In popular culture[edit]

Sword and sorcery author Lin Carter routinely used the term "karcist," used in the Grand Grimoire, as a synonym for "magician", "sorcerer" in several of his works. In Thongor in the City of Magicians he uses it to indicate a mage requested to serve as "controller" of a magic ritual enacted by a cabal of his colleagues.

In the video game Final Fantasy Tactics Advance, the Grand Grimoire is a magical book that survived the Flood on Noah's Ark, but whose value was forgotten; the book is found in a used book shop. It is bought by one of the main characters, Mewt.

In the 1989 motion picture, Warlock, actor Julian Sands plays a warlock trying to find the five Grand Grimoires, combined purportedly contains the name of God. In the story, the book had truly supernatural properties and was therefore separated into three sets of pages so as to prevent its evil power from being misused.

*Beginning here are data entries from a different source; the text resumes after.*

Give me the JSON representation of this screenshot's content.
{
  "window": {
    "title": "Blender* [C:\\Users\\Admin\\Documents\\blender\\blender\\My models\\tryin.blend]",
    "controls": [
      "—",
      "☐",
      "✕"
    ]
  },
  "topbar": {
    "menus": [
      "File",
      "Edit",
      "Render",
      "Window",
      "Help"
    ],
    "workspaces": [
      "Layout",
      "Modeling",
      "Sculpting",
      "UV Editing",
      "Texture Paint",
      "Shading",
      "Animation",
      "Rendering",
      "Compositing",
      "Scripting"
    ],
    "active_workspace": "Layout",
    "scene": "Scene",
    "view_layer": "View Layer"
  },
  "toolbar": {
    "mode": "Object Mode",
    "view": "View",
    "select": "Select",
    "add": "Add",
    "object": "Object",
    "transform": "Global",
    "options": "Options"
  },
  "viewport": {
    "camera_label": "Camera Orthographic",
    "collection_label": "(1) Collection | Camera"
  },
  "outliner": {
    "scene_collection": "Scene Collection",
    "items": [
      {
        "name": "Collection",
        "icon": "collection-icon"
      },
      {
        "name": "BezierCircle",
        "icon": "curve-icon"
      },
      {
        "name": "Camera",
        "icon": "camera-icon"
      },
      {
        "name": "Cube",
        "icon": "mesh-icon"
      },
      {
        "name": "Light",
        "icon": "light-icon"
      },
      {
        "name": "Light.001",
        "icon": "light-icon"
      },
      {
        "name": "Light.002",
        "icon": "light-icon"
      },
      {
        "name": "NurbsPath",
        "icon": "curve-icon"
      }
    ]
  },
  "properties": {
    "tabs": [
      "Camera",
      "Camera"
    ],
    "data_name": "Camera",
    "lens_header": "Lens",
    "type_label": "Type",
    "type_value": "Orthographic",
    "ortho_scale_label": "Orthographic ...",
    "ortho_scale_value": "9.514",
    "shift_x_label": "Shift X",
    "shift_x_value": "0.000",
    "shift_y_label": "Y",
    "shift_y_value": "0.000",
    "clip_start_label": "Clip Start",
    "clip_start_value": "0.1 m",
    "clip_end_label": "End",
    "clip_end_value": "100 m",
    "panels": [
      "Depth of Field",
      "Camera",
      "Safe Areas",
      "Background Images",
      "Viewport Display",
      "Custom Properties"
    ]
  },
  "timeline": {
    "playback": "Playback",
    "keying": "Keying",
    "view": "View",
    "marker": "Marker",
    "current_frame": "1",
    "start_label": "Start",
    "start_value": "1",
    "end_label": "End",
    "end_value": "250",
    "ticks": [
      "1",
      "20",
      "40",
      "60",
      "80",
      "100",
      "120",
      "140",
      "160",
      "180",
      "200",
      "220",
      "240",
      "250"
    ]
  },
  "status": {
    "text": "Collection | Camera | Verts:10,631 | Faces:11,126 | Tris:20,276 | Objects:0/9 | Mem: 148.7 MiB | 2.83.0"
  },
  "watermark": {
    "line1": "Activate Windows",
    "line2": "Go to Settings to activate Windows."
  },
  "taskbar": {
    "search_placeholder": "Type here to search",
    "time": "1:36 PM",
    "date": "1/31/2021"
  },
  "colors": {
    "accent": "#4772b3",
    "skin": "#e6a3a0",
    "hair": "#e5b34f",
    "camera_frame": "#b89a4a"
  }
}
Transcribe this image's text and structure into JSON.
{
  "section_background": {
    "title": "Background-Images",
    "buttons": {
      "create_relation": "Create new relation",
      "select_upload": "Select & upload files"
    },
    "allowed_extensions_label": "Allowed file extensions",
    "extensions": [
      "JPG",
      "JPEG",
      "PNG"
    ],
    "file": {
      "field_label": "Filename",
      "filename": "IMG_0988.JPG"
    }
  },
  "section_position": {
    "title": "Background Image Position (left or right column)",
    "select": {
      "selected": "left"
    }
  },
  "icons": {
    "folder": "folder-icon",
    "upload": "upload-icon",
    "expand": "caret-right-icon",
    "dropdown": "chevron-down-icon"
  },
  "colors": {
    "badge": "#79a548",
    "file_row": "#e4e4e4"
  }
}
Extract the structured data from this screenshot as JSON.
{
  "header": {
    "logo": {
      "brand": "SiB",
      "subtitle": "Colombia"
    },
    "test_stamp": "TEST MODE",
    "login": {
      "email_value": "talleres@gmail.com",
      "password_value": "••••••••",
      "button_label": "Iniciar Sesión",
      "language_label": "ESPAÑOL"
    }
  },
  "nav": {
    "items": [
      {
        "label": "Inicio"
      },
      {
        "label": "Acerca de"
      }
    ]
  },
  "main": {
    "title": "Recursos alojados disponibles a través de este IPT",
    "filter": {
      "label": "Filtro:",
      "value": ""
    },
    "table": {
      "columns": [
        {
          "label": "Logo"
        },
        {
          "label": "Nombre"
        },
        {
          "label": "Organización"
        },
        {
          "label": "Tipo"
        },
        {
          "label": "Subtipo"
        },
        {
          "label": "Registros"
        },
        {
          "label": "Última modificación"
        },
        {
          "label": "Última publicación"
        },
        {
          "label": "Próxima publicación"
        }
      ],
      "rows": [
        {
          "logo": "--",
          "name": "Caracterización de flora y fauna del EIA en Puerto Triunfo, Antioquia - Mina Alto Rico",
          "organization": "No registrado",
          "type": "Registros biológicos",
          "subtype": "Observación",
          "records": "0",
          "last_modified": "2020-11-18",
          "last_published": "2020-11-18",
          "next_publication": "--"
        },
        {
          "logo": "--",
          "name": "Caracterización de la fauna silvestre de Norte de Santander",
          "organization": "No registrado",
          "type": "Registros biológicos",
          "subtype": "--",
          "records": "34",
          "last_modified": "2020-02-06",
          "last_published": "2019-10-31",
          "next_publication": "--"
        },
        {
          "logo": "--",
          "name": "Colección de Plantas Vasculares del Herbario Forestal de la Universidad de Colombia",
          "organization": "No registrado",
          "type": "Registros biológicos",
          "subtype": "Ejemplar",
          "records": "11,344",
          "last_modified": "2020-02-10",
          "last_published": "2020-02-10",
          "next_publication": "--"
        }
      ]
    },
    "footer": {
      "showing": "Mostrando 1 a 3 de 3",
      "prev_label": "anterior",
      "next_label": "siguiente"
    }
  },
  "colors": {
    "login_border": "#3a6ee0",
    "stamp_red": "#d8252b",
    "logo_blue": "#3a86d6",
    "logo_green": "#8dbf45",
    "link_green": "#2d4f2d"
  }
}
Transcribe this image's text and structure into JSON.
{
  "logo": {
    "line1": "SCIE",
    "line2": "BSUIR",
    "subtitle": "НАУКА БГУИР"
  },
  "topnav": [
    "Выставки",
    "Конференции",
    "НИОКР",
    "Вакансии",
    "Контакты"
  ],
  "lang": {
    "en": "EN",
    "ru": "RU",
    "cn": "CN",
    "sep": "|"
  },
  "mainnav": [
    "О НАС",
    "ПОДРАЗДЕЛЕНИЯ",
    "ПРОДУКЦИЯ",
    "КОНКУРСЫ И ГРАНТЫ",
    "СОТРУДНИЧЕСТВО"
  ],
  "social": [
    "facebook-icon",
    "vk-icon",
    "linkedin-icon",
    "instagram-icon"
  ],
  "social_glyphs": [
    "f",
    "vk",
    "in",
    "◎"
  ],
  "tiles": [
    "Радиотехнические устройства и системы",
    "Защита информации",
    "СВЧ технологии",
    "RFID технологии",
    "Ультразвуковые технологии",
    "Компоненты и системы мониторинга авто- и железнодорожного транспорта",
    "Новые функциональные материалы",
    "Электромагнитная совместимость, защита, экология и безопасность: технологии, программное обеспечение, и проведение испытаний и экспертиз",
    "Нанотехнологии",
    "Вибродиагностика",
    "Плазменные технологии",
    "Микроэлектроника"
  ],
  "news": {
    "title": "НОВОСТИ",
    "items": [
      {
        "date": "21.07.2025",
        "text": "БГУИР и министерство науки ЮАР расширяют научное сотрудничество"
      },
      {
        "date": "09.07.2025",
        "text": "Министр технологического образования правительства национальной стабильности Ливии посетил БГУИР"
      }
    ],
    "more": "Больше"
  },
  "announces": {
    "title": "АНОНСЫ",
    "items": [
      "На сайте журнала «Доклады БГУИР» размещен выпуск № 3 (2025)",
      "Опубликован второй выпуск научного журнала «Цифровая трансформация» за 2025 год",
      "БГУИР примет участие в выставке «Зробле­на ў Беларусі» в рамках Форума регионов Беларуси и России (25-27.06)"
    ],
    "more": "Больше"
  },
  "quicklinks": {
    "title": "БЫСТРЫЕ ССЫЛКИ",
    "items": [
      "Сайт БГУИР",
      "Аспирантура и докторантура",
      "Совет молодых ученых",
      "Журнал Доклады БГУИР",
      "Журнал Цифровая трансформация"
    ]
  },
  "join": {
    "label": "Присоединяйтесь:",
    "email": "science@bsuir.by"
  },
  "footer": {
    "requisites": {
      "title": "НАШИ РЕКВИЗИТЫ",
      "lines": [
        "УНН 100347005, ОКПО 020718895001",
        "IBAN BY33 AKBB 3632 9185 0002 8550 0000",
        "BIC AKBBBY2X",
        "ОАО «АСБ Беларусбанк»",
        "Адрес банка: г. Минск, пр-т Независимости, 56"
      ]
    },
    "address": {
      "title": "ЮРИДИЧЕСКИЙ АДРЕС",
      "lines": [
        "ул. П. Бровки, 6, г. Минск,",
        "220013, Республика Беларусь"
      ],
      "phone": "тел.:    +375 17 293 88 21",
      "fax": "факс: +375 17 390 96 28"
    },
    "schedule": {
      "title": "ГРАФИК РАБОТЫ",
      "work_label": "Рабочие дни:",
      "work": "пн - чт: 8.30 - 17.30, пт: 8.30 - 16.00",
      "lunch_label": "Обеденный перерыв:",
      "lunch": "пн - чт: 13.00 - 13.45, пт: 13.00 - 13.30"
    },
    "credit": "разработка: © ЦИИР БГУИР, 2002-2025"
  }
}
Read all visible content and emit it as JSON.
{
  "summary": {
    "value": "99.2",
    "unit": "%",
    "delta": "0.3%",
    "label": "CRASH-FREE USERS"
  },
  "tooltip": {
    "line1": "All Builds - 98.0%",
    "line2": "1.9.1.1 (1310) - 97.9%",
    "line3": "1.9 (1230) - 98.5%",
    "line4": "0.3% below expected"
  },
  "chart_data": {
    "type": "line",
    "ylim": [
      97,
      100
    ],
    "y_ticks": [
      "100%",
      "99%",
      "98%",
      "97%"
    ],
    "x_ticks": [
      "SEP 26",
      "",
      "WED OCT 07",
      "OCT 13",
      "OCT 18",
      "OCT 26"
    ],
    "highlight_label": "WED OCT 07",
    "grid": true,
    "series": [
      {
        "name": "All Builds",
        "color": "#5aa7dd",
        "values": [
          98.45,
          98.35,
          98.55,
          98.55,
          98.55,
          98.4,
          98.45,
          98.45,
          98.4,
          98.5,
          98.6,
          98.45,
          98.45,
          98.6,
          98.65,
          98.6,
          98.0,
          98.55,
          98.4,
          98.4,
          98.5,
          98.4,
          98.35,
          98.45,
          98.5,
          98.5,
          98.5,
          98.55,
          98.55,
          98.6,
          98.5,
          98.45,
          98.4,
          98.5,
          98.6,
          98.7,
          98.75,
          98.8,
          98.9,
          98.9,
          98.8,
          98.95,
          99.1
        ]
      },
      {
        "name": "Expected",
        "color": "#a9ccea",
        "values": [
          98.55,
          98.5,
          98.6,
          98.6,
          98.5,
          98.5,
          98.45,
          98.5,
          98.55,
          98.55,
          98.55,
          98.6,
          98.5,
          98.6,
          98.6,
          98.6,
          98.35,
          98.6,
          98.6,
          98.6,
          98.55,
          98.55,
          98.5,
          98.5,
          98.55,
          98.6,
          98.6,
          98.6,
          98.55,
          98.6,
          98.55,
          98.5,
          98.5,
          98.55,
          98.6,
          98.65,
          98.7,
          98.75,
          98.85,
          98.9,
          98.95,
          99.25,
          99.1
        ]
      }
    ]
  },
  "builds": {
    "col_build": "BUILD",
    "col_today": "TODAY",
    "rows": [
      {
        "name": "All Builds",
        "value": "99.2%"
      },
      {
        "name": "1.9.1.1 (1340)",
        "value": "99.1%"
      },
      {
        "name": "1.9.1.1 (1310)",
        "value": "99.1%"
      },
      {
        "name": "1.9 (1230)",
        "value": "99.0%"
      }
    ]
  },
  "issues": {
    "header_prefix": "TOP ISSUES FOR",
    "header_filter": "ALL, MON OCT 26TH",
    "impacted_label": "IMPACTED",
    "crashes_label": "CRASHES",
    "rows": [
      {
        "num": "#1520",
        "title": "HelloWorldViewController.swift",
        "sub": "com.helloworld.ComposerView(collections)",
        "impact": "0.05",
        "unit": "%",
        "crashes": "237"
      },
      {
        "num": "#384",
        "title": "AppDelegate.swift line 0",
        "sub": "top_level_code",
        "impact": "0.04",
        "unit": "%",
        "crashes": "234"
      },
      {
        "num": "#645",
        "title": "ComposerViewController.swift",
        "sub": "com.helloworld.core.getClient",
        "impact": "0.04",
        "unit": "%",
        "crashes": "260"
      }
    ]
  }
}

In James H. Brennan's Sagas of the Demonspawn series, Lucifuge Rofocale is the name of the demon incarnated in the sword named Doom Bringer.

Dutch metal band God Dethroned have an album called The Grand Grimoire (1997).

References[edit]

  1. ^ A.E. Waite, "Of Black Magic and Of Pacts", from the Introduction to The Grand Grimoire.
  2. ^ http://www.sacred-texts.com/grim/bcm/bcm20.htm#page_97 and http://www.sacred-texts.com/grim/bcm/bcm23.htm#page_109 A.E. Waite, "The Book of Ceremonial Magic"
  3. ^ http://www.sacred-texts.com/grim/bcm/bcm20.htm#page_97 and http://www.sacred-texts.com/grim/bcm/bcm23.htm#page_109 A.E. Waite, "The Book of Ceremonial Magic"